Hi, I used to attend (and later worked at) a summer camp that had a bunch of British staff that came through BUNAC. All told I returned there 9 consecutive years! While my camp was a YMCA camp, it was not religious in nature (our “chapel” was skits and such on themes like “respecting others” “protecting the environment” etc.). By the way a “religious belief” could include Jewish summercamps as well as Christian ones.

My camp (Camp Sloane, YMCA, Lakeville, Connecticut) organized itself into activities and offered “classes” which kids would sign up for each week. Staff therefor did not constantly supervise the same children – during activity times the children went to the different locations (arts & craft building, althetic field, etc.) on their own, staff taught hour-long classes. So staff mostly had a single activity specialty area. At meals and in the evenings/nights/mornings each counsellor had a “tent” of 7 children. This is pretty different from the organization Dragwyr describes. The way things run can vary an awful lot from camp to camp.

A good camp should have 4-10 days dedicated (and paid) Staff training. DO NOT work at any camp that does not offer even a cursory training period before the children arrive. That is a sign of bad management and a general “throw you into the deep end” mentality. If there is any way for her to find out how much staff returns for a second year, it is a good sign that things are fun and well run if quite a few do

Do NOT work at a camp where 1 counsellor is expected to supervise more than 10-12 children on his/her own.

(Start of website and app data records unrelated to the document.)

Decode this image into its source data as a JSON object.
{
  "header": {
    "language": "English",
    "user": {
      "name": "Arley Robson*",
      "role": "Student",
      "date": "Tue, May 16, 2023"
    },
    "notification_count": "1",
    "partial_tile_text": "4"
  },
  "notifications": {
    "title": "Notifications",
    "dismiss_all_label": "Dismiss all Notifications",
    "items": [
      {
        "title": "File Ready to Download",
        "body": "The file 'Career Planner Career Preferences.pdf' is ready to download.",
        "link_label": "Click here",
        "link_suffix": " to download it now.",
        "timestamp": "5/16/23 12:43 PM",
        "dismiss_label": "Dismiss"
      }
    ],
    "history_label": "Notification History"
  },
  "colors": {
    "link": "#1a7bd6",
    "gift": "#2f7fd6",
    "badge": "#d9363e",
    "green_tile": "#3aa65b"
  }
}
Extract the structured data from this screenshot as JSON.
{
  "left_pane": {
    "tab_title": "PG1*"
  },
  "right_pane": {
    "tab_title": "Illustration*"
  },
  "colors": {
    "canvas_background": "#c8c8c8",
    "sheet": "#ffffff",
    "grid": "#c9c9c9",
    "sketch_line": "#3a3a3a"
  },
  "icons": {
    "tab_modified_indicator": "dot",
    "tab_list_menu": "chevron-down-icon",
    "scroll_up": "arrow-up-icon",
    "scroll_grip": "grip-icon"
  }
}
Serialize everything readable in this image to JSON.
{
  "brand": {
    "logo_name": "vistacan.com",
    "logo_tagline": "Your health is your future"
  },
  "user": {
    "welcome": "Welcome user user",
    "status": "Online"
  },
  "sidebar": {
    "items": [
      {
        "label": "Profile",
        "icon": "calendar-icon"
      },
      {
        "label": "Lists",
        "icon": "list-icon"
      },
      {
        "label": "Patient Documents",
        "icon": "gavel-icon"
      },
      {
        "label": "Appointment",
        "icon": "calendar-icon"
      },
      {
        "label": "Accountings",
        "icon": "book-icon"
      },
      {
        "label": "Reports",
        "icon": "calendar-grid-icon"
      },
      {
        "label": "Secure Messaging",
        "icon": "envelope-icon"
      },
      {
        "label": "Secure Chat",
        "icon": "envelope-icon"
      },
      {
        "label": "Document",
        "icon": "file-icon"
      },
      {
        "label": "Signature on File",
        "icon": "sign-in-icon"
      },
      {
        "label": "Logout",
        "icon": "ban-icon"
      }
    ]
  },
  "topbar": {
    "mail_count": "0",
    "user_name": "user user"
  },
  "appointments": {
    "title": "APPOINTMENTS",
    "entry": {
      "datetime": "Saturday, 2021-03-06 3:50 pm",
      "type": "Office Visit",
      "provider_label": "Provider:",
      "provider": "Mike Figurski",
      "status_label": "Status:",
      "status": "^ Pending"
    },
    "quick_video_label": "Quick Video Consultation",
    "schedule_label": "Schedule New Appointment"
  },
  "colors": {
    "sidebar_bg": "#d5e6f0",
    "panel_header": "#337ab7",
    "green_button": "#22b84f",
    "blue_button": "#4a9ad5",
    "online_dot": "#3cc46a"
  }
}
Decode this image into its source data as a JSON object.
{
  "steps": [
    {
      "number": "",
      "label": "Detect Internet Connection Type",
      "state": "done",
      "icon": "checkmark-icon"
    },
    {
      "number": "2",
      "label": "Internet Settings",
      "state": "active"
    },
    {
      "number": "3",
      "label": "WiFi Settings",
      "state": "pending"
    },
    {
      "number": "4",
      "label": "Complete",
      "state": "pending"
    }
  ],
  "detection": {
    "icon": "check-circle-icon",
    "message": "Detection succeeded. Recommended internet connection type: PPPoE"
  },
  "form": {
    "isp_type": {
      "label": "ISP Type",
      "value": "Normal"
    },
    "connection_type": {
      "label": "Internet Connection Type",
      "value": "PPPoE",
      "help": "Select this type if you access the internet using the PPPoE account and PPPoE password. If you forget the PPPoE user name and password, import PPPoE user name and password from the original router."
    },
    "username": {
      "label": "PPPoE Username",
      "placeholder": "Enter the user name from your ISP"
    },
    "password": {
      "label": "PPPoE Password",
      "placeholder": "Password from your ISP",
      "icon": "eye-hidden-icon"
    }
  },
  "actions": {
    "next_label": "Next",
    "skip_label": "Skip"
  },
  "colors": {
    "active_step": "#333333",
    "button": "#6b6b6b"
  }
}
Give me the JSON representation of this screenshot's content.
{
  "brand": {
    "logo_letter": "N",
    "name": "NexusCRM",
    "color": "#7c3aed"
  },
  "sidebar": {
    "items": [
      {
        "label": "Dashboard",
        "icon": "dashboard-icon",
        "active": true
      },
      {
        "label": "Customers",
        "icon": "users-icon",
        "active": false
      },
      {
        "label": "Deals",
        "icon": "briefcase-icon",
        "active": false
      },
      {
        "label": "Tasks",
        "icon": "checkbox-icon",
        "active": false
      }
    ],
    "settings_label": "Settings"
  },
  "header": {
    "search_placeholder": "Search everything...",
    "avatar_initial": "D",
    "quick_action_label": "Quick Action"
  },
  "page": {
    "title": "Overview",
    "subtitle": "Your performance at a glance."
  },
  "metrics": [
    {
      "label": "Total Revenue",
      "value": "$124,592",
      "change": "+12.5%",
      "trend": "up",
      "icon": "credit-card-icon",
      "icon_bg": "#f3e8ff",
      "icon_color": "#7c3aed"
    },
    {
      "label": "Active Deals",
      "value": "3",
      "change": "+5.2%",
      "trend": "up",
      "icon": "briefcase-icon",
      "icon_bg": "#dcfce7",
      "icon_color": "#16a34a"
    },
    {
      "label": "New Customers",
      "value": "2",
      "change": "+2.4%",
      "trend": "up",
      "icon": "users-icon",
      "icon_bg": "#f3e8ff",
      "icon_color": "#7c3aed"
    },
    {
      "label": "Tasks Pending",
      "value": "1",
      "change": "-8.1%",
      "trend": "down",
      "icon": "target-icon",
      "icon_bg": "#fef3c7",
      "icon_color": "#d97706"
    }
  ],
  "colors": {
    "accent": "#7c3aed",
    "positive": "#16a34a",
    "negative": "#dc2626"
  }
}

IMHO, no more than 8 is ideal.

I always enjoyed the British counsellors – just a couple years ago I stayed in London with some British counsellors I met in the summer of 96 (I introduced them, they later married). We used to have a lot of fun with it on 4th of July – aligning the camp into British and American teams for water balloon fights and such. We also had an “International day” when our International counsellors (most British, some European and Asian) could share food and activities from their home. There’s nothing funnier than watching American 10 year olds try to play cricket. “Throw it at the stick! No, at the stick!!”

A special visa allows travel throughout the US that summer after work has concluded – this is the ONLY “working holidaymaker” visa in the US so take advantage of it. Budget some time/money for travel within the US, and don’t forget it is a BIIIG country.